I’ve been thinking a lot lately about how we interact with students during the design process. As one of our teams was gearing up for a design session with middle schoolers last week, several links to other blog posts came across my Twitter feed on this topic.
The executive summary of this thinking: we designers, no matter how well intentioned, simply don’t spend enough time in schools listening to students.
As architects, we are sometimes frustrated when a workshop for a group of teachers we’re working with is poorly attended – or there’s a lack of engagement in the work we’re doing for them, despite (in our humble opinions) the fantastic collaborative process we’ve put in place.

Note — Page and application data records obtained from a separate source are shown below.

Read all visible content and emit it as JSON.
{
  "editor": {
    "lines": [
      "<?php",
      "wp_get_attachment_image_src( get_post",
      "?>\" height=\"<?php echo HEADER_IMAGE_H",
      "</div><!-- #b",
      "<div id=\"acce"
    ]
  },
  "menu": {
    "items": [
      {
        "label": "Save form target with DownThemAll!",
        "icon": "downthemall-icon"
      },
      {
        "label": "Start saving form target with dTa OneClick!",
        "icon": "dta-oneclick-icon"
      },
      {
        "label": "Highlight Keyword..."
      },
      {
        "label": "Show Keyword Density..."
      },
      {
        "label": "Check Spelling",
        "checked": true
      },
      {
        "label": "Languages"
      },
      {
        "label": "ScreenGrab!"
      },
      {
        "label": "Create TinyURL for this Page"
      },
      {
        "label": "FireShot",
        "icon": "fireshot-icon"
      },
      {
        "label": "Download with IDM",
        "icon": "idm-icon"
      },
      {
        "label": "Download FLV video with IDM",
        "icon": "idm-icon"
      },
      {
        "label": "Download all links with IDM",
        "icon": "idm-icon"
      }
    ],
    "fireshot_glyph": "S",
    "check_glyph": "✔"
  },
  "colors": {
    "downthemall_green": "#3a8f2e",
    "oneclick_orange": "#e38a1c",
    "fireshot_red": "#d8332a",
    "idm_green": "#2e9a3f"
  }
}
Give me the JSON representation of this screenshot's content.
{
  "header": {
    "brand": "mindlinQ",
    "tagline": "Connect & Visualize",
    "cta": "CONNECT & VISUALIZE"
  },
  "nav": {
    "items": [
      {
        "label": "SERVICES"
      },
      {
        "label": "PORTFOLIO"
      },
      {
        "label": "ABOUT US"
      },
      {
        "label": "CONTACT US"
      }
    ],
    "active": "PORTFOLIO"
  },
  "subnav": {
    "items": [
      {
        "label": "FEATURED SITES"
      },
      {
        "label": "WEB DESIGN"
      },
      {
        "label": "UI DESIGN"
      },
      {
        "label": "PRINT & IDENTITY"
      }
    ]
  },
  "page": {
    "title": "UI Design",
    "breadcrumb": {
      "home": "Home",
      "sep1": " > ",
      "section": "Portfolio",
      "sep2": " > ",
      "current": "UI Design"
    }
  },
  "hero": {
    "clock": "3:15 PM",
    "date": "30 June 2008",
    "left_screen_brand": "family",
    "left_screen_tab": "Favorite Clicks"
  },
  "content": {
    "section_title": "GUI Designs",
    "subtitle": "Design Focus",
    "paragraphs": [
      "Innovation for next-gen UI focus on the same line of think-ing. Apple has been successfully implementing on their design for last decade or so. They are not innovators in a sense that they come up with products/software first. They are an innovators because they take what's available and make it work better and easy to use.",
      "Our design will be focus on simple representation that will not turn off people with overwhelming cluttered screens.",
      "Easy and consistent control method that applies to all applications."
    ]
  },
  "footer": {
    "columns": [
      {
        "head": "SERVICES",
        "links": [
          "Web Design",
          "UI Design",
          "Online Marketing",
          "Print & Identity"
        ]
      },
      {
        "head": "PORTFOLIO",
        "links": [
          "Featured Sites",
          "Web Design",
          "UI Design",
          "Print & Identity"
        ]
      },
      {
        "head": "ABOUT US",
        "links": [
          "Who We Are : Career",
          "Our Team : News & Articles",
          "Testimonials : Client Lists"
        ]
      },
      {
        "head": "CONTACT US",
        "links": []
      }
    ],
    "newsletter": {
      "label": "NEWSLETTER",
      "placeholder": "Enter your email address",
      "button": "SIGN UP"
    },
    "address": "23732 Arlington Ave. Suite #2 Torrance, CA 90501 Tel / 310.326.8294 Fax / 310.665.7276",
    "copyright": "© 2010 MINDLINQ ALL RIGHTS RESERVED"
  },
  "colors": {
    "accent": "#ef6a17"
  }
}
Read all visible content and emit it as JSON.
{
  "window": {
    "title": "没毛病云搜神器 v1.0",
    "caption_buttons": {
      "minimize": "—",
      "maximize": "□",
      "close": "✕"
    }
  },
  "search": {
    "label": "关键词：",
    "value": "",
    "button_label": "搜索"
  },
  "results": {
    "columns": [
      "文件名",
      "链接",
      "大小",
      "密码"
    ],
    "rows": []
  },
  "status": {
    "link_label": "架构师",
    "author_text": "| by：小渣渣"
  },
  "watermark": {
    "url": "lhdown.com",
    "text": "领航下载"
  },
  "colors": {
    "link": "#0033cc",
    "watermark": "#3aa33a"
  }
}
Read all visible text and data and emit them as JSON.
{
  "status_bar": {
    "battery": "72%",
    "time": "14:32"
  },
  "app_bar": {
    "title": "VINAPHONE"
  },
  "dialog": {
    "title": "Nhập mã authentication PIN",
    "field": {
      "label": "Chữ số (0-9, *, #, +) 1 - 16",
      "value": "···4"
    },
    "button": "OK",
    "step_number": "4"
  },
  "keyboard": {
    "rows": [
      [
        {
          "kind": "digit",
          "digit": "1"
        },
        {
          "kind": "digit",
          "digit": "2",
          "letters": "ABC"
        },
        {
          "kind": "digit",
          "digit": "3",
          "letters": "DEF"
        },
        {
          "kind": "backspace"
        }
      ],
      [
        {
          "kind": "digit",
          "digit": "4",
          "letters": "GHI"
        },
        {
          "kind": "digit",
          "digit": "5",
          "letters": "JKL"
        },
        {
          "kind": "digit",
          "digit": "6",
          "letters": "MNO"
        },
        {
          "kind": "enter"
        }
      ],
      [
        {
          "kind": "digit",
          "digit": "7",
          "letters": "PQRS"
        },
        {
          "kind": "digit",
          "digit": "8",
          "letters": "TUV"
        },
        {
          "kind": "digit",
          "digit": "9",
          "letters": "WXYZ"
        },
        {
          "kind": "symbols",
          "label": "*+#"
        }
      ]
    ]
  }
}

But, here’s the thing: it’s entirely understandable. THEY have full time jobs that can be physically and emotionally draining. What seems like an amazing opportunity to tap into their creative side and have a real impact on the future of their schools can be, even for the most energetic and dedicated teacher, the last straw that breaks the back of their daily camel.
The shoe is on the other foot when it comes to participating in the daily lives of the schools we design for. Despite OUR best intentions, we often have trouble carving out the necessary time to really immerse ourselves in these schools from the students’ perspective.
Sure, I’ve spent entire days in schools observing and absorbing, I’ve been to their Spring Carnivals and their fall band concerts (even got to witness my first middle school dance since, well, middle school… but that’s an entirely different angst-ridden topic), I’ve eaten my fair share of cafeteria food (some, remarkably good), I’ve arrived early and stayed late to understand the flow of traffic and the additional services the schools provide; but still, when it comes right down to it, I’m a short-term outsider looking in. An outsider always looking for new ways to understand schools from other perspectives.
That’s why two recent blog posts have been of particular interest to me. The first, by Alex Hernandez at edSurge challenges us all to “Be subversive; Listen to Students”. He references a blog post by Alexis Wiggins, a teacher moving into a new role, as she shadows a student for an entire day. “Want to design better schools? Force yourself to sit in a classroom and see what it is actually like to be a student”, she writes, and then provides some interesting take-aways for thought HERE
The second, from The Guardian, is a series called The School I’d Like that resulted in the creation of a Children’s Manifesto. This is a great (even inspiring) read for anyone searching out what students believe are important for their own learning. The overarching principle, stated best by a child: we should listen to them because “our brains are new”.
Yes. We all need to find the time to simply Listen. What do you hear students saying when they talk about their schools?